Measure lengths indirectly and by iterating length units

Tell and write time

Represent and interpret data

Measurement is the assignment of a numerical value to an attribute of an object, such as the length of a pencil. At more sophisticated levels, measurement involves assigning a number to a characteristic of a situation, as is done by the consumer price index. Through their school experience, primarily in prekindergarten through grade 8, students should become proficient in using measurement tools, techniques, and formulas in a range of situations.

Another focus of this domain is for students to learn to formulate questions that can be answered using data and understand what is involved in gathering and using the data wisely. Young children can devise simple data-gathering plans to attempt to answer their questions. As students move through the elementary grades, they should spend more time planning the data collection and evaluating how well their methods worked in getting information about their questions. In the middle grades, students should work more with data that have been gathered by others or generated by simulations.

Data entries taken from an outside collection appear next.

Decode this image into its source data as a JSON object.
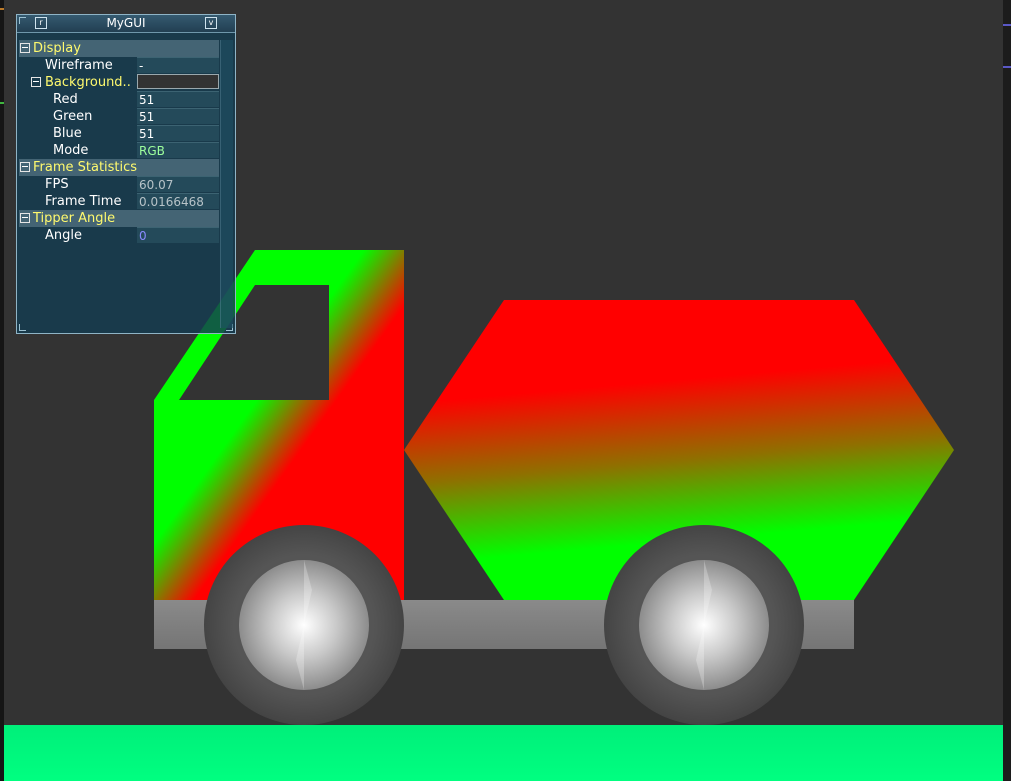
{
  "window": {
    "title": "MyGUI",
    "left_button_glyph": "r",
    "right_button_glyph": "v"
  },
  "sections": {
    "display": {
      "label": "Display",
      "wireframe": {
        "label": "Wireframe",
        "value": "-"
      },
      "background": {
        "label": "Background..",
        "swatch_color": "#333333",
        "red": {
          "label": "Red",
          "value": "51"
        },
        "green": {
          "label": "Green",
          "value": "51"
        },
        "blue": {
          "label": "Blue",
          "value": "51"
        },
        "mode": {
          "label": "Mode",
          "value": "RGB"
        }
      }
    },
    "frame_statistics": {
      "label": "Frame Statistics",
      "fps": {
        "label": "FPS",
        "value": "60.07"
      },
      "frame_time": {
        "label": "Frame Time",
        "value": "0.0166468"
      }
    },
    "tipper_angle": {
      "label": "Tipper Angle",
      "angle": {
        "label": "Angle",
        "value": "0"
      }
    }
  },
  "icons": {
    "collapse": "minus-box-icon",
    "window_left": "restore-icon",
    "window_right": "chevron-down-icon"
  },
  "colors": {
    "background": "#333333",
    "ground": "#00ff80",
    "truck_red": "#ff0000",
    "truck_green": "#00ff00",
    "chassis": "#808080",
    "tire": "#4a4a4a",
    "section_text": "#fffa6e"
  }
}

In first grade, children will use the landmarks they developed in Kindergarten to extend measurement to measuring indirectly. They begin to understand the importance of “unit” in both measuring and comparing quantities. Students will continue their experiences with time and money, while connecting these to counting and solving addition and subtraction problems. As students measure, they can collect and organize the data. Students can also ask and answer questions as they analyze the data.